PROG DOOM SLUDGE: Boss Keloid’s name has been kicking around for years—and by default, their name has generated some particularly gnarly mental imagery—but it hasn’t been until now that any depth has been afforded their material. That they’re a British act that has their fellow countrypersons loudly singing their praises is an encouraging sign. Historically, the Brits are known for cutting down a band/performer as quickly as they’ll build them up, which works in complete opposition to how things work in the US where unerring patriotism is put on display and loads are blown over anything waving Old Glory.
Cultural politics aside, the fifth album by these Wigan natives barrels along like Mastodon, Netherlands, and Soundgarden banding together to convince the rest of the world of an unspoken truth: that Tool is boring as fuck. Powered by vocalist/guitarist Alex Hurst’s towering, gravelly croon and what appears to be a combination of baritone guitar and a collection of pedals designed to ape a synth-axe, Family the Smiling Thrush employs an undercooked steak thickness while weaving in a prog rock sensibility without falling into the trap of “musicians only” impenetrability and “where did the song go?” braggadocio.
The whirring guitar wheeze may take some getting used to, but once the confounding tone gets embraced, Boss Keloid’s skittish skill quickly creates a novel experience. Admittedly, the album starts off on a less than inspiring note with “Orang of Noyn,” which obliterates a neat little East Asian melody with a rubbery, but generic, plod akin to something Maynard Keenan and his gang of ennui peddlers might do. But as the song advances, guitar and vocals layers emerge, space duels with massive stacked chords, and the melody creeps along to make this song akin to the proverbial slow start sprinter.

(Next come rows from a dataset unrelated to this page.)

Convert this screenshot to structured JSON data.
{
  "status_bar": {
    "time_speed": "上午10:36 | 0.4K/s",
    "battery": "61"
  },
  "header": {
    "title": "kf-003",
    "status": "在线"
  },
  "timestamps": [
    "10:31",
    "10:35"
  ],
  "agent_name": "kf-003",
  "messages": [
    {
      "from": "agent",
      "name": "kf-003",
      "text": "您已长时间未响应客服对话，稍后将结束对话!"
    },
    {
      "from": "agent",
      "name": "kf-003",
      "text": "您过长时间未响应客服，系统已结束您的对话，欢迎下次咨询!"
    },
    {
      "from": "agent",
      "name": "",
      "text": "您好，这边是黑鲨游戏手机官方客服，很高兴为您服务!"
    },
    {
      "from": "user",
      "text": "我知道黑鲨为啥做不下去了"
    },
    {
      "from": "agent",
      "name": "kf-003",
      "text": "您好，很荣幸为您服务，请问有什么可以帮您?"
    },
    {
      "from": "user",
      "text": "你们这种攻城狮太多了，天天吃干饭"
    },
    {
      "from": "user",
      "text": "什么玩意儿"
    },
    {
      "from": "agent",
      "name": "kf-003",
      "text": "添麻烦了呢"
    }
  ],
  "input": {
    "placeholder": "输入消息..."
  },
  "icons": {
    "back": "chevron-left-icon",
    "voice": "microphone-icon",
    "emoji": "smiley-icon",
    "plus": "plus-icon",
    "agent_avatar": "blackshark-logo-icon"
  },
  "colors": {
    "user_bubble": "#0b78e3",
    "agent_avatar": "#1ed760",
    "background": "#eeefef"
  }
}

The next two tracks, “Gentle Clovis” and “Hats the Mandrill,” ride a mélange of guitar tones, peaks and valleys, and Hurst’s soaring vocals to an exceptional Badmotorfinger meets King Crimson effect. The title track is as massively melodic as it is massively heavy with 7/8 quarter note riff resolutions destined to have bangers banging their fists while indie rock dudes don their ironic wool sweaters to the clean breaks after the choruses. “Cecil Succulent” is where Mastodon and Netherlands comparisons expressly come to light with a little Torche and some Robert Fripp/Reeves Gabrels six string wandering working to smarten up the rough edges. A similar tack is taken on album closer “Flatt Controller,” which finds body lurching sludge tempered and caressed by some early Yes acoustics, the track’s perfect storm of intellectualism and rage being the thematic denouement to an album that punches heads as potently as it fills them. ~ Kevin Stewart-Panko